Yesterday, Congressman Ted Poe (TX-02) along with Congressmen Trey Gowdy (SC-04), Steve King (IA-05), Steve Scalise (LA-01), and Jeff Landry (LA-03) offered an amendment to the FY 2013 CJS Appropriations bill that would prohibit the Census Bureau from using funds to enforce a criminal penalty on Americans who choose not to participate in the American Community Survey (ACS). The House passed the Poe/Gowdy/Scalise/King amendment unanimously.
The ACS is separate from the decennial Census that is required by the Constitution. The decennial Census that is conducted every ten years to account for the population includes ten basic questions. The ACS is a 48-question survey that is sent to 3 million Americans each year.It includes questions about mental disabilities in your home, personal financial information, whether you have a toilet and what time you leave for and return from work each day. Currently, those who choose not to respond are threatened with a criminal penalty. The Poe amendment would prohibit any funds from being used to enforce criminal penalties for people who do not wish to participate in this government-mandated survey.
"The Federal Government has no right to force citizens who do not fill out the American Community Survey with a criminal penalty," said Rep. Poe. "I have heard from countless Texans who are uncomfortable with the intrusive nature of some of the questions in the ACS, but they feel intimidated and forced to participate because the threat of a criminal penalty from the government still exists. I am pleased that my colleagues on both sides of the aisle agree that penalizing private citizens for not filling out a government-mandated survey is an abuse of government power."

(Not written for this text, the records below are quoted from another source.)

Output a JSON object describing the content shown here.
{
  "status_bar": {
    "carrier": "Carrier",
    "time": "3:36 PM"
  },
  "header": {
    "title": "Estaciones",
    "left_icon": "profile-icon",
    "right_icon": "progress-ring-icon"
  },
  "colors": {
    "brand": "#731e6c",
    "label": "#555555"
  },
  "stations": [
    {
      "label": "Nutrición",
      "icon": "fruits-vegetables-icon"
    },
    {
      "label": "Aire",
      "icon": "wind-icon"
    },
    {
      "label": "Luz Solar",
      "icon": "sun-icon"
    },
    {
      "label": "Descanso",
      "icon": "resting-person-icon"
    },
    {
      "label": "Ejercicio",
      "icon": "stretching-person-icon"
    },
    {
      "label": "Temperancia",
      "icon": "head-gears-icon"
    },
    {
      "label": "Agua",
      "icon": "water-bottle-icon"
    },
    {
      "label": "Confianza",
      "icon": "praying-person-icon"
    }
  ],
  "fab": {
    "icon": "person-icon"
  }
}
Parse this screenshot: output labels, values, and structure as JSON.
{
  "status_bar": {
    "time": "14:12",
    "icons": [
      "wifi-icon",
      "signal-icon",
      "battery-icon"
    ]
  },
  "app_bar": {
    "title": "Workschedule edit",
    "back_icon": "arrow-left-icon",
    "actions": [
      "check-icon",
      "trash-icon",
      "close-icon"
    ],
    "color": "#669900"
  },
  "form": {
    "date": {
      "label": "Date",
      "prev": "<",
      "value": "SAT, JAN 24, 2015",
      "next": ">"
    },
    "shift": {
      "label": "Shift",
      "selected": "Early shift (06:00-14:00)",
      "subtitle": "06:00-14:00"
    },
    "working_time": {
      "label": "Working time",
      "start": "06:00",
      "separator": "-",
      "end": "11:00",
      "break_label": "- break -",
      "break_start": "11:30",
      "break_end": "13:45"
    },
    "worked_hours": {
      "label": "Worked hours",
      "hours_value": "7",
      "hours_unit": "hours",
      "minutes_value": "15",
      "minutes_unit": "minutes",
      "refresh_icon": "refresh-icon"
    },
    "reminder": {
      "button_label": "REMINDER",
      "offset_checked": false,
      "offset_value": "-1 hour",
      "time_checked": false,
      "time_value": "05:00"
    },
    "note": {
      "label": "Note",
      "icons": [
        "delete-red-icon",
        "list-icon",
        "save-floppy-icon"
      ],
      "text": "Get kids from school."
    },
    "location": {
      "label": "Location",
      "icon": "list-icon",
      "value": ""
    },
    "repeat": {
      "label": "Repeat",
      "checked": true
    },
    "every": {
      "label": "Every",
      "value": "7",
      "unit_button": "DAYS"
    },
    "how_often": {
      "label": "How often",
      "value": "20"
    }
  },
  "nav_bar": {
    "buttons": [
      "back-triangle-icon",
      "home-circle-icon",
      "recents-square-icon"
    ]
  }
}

"Judge Poe hits the nail on the head with this amendment," said Rep. Gowdy. "If citizens want to tell you how often they lose concentration or how many flush toilets are in their home, that's up to them. Frankly, I think it's none of the government's business. To threaten prosecution for the failure to answer these questions is outrageous. The purpose of the census is to apportion the congressional seats. Accordingly, asking about the number of household members of voting age and the race of the household members for purposes of constitutional compliance are the only two questions the government needs the answer to."
"I am proud to join my colleagues in fighting yet another government overreach by an Administration that disregards the Constitution," said Rep. Landry.
"We get better information from volunteers than we do people that are coerced" said Rep. King. "They may well not fill out this survey accurately if they think they're doing so under penalty of law. The American people should have the freedom to refuse to answer this Orwellian survey and not have an intrusive federal government threatening to impose a fine if they refuse."
"Washington bureaucrats should not be allowed to force American families to disclose private and sensitive personal information against their will through the American Community Survey under the threat of hefty fines, and I'm glad our amendment passed in the House today to reverse this offensive and intrusive policy," said Rep. Scalise.